### Data provided ###

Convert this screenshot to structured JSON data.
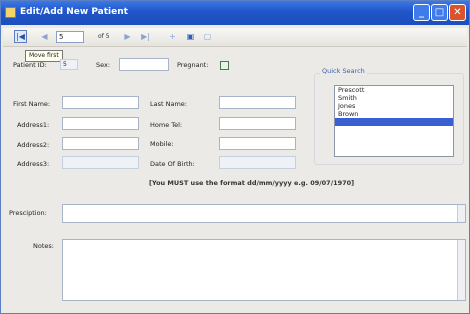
{
  "window": {
    "title": "Edit/Add New Patient",
    "minimize_label": "_",
    "maximize_label": "□",
    "close_label": "✕"
  },
  "toolbar": {
    "position": "5",
    "of_label": "of 5",
    "tooltip": "Move first"
  },
  "form": {
    "patient_id_label": "Patient ID:",
    "patient_id_value": "5",
    "sex_label": "Sex:",
    "pregnant_label": "Pregnant:",
    "first_name_label": "First Name:",
    "last_name_label": "Last Name:",
    "address1_label": "Address1:",
    "home_tel_label": "Home Tel:",
    "address2_label": "Address2:",
    "mobile_label": "Mobile:",
    "address3_label": "Address3:",
    "dob_label": "Date Of Birth:",
    "date_note": "[You MUST use the format dd/mm/yyyy e.g. 09/07/1970]",
    "prescription_label": "Presciption:",
    "notes_label": "Notes:"
  },
  "quick_search": {
    "title": "Quick Search",
    "items": [
      "Prescott",
      "Smith",
      "Jones",
      "Brown",
      ""
    ],
    "selected_index": 4
  }
}
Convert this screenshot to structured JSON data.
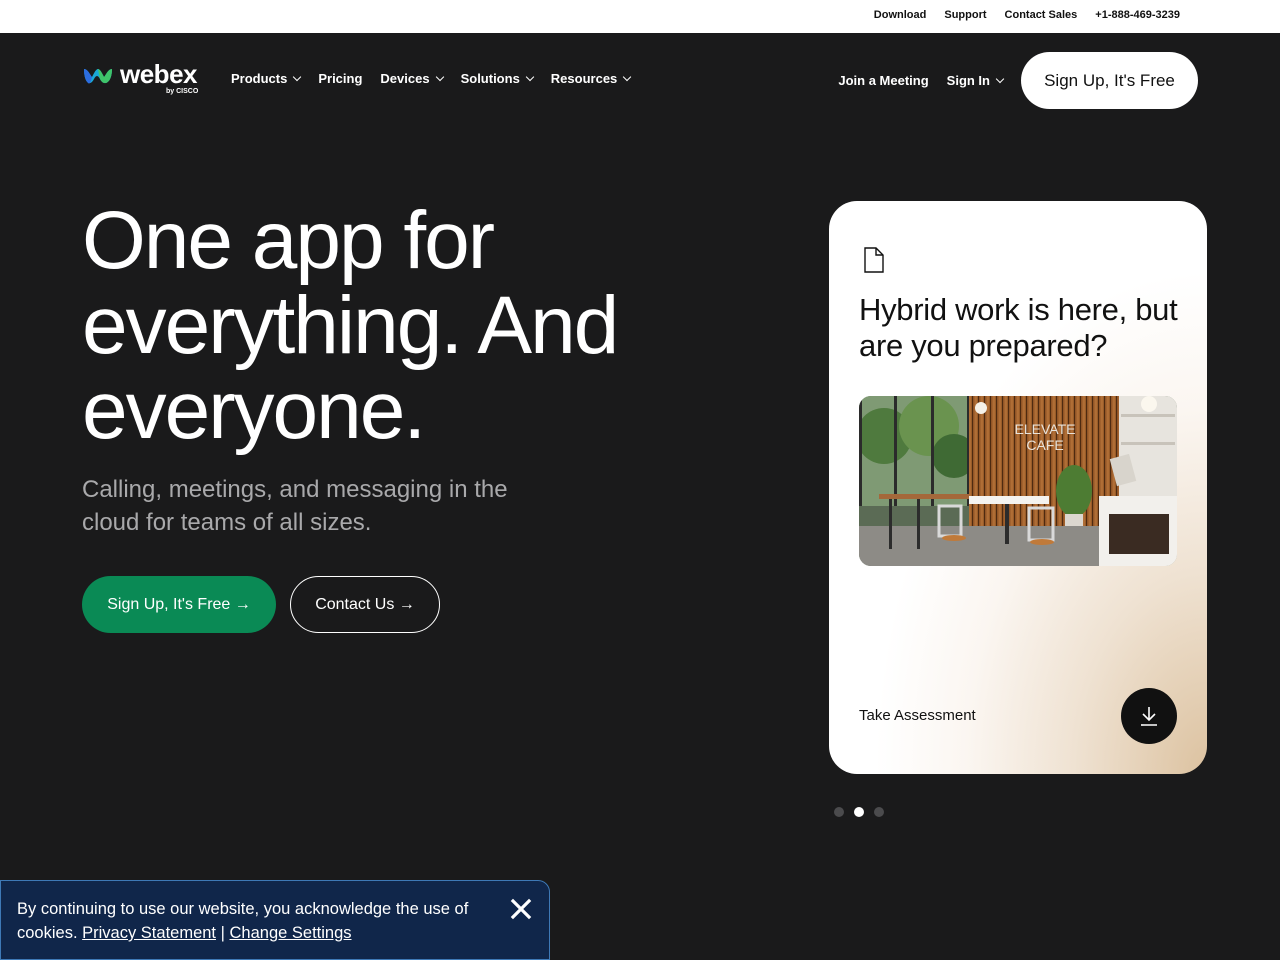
{
  "utility": {
    "download": "Download",
    "support": "Support",
    "contact_sales": "Contact Sales",
    "phone": "+1-888-469-3239"
  },
  "nav": {
    "logo_word": "webex",
    "logo_by": "by CISCO",
    "items": [
      {
        "label": "Products",
        "dropdown": true
      },
      {
        "label": "Pricing",
        "dropdown": false
      },
      {
        "label": "Devices",
        "dropdown": true
      },
      {
        "label": "Solutions",
        "dropdown": true
      },
      {
        "label": "Resources",
        "dropdown": true
      }
    ],
    "join_meeting": "Join a Meeting",
    "sign_in": "Sign In",
    "signup_button": "Sign Up, It's Free"
  },
  "hero": {
    "title_line1": "One app for",
    "title_line2": "everything. And",
    "title_line3": "everyone.",
    "subtitle": "Calling, meetings, and messaging in the cloud for teams of all sizes.",
    "cta_primary": "Sign Up, It's Free →",
    "cta_secondary": "Contact Us →"
  },
  "card": {
    "icon": "document-icon",
    "title": "Hybrid work is here, but are you prepared?",
    "image_sign": "ELEVATE CAFE",
    "action_label": "Take Assessment",
    "action_icon": "download-icon"
  },
  "carousel": {
    "count": 3,
    "active_index": 1
  },
  "cookie": {
    "text": "By continuing to use our website, you acknowledge the use of cookies.",
    "privacy_link": "Privacy Statement",
    "separator": "|",
    "settings_link": "Change Settings"
  },
  "colors": {
    "background": "#1a1a1b",
    "primary_green": "#0a8a55",
    "cookie_bg": "#10264a"
  }
}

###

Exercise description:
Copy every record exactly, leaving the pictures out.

Output:
Convert this screenshot to structured JSON data.
{
  "window": {
    "title": "Edit/Add New Patient",
    "minimize_label": "_",
    "maximize_label": "□",
    "close_label": "✕"
  },
  "toolbar": {
    "position": "5",
    "of_label": "of 5",
    "tooltip": "Move first"
  },
  "form": {
    "patient_id_label": "Patient ID:",
    "patient_id_value": "5",
    "sex_label": "Sex:",
    "pregnant_label": "Pregnant:",
    "first_name_label": "First Name:",
    "last_name_label": "Last Name:",
    "address1_label": "Address1:",
    "home_tel_label": "Home Tel:",
    "address2_label": "Address2:",
    "mobile_label": "Mobile:",
    "address3_label": "Address3:",
    "dob_label": "Date Of Birth:",
    "date_note": "[You MUST use the format dd/mm/yyyy e.g. 09/07/1970]",
    "prescription_label": "Presciption:",
    "notes_label": "Notes:"
  },
  "quick_search": {
    "title": "Quick Search",
    "items": [
      "Prescott",
      "Smith",
      "Jones",
      "Brown",
      ""
    ],
    "selected_index": 4
  }
}
Convert this screenshot to structured JSON data.
{
  "utility": {
    "download": "Download",
    "support": "Support",
    "contact_sales": "Contact Sales",
    "phone": "+1-888-469-3239"
  },
  "nav": {
    "logo_word": "webex",
    "logo_by": "by CISCO",
    "items": [
      {
        "label": "Products",
        "dropdown": true
      },
      {
        "label": "Pricing",
        "dropdown": false
      },
      {
        "label": "Devices",
        "dropdown": true
      },
      {
        "label": "Solutions",
        "dropdown": true
      },
      {
        "label": "Resources",
        "dropdown": true
      }
    ],
    "join_meeting": "Join a Meeting",
    "sign_in": "Sign In",
    "signup_button": "Sign Up, It's Free"
  },
  "hero": {
    "title_line1": "One app for",
    "title_line2": "everything. And",
    "title_line3": "everyone.",
    "subtitle": "Calling, meetings, and messaging in the cloud for teams of all sizes.",
    "cta_primary": "Sign Up, It's Free →",
    "cta_secondary": "Contact Us →"
  },
  "card": {
    "icon": "document-icon",
    "title": "Hybrid work is here, but are you prepared?",
    "image_sign": "ELEVATE CAFE",
    "action_label": "Take Assessment",
    "action_icon": "download-icon"
  },
  "carousel": {
    "count": 3,
    "active_index": 1
  },
  "cookie": {
    "text": "By continuing to use our website, you acknowledge the use of cookies.",
    "privacy_link": "Privacy Statement",
    "separator": "|",
    "settings_link": "Change Settings"
  },
  "colors": {
    "background": "#1a1a1b",
    "primary_green": "#0a8a55",
    "cookie_bg": "#10264a"
  }
}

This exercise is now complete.